    I hope whoever the copyright holders are, they sue the MPAA for trillions of dollars for IP theft. Please. PLEASE!!


    That is five kinds of awesome!

  3. STrRedWolf says:

    A bit more on the story. A Ubuntu developer noticed that the MPAA was pushing a bootable CD for their “University Toolkit” based off of Ubuntu. Problem is, the CD’s under the GPL, a licence which essentially says “You mod it, you release the mods to the public using the license.” Keeps things free. Best way to do it is to keep the sources availible.

    MPAA didn’t do that. The developer tried to get in contact with someone in the MPAA… and got nowhere. So he went to the ISP and evoked the DMCA to yank the CD down.
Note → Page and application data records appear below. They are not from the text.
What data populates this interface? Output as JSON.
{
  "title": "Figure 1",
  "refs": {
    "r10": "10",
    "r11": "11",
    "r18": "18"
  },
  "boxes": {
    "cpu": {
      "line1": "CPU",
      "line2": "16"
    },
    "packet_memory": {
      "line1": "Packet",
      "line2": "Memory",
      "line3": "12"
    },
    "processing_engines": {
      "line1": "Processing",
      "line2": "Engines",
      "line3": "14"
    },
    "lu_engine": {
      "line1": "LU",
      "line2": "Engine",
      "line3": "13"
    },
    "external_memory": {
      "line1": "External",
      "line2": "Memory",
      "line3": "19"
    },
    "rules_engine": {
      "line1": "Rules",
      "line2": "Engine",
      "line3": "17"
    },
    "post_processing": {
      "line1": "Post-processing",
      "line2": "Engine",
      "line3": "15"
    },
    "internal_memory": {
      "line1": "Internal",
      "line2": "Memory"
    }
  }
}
    Next step for MPAA? Ether release the code, put in for the DMCA exception and be prepared to be sued, or drop the CD all together.

  4. cde says:

    @STrRedWolf: Kbuntu, not ubuntu

  5. BrianH says:

    My question: why can’t they be sued ASAP anyway? It seems kinda like they apply different rules to copyrighted works (for their works, they sue infringers, but when they infringe, they just say “whoops, sorry” and withdraw).

  6. STrRedWolf says:

    @cde: Kubuntu is Ubuntu with KDE instead of GNOME for the UI. Ether way it’s Ubuntu’s codebase… which is reworked and de-politicalized Debian.

  7. cde says:

    @STrRedWolf: But as a derivited work under GPL, the KBuntu maker has the copyright, not Canonical.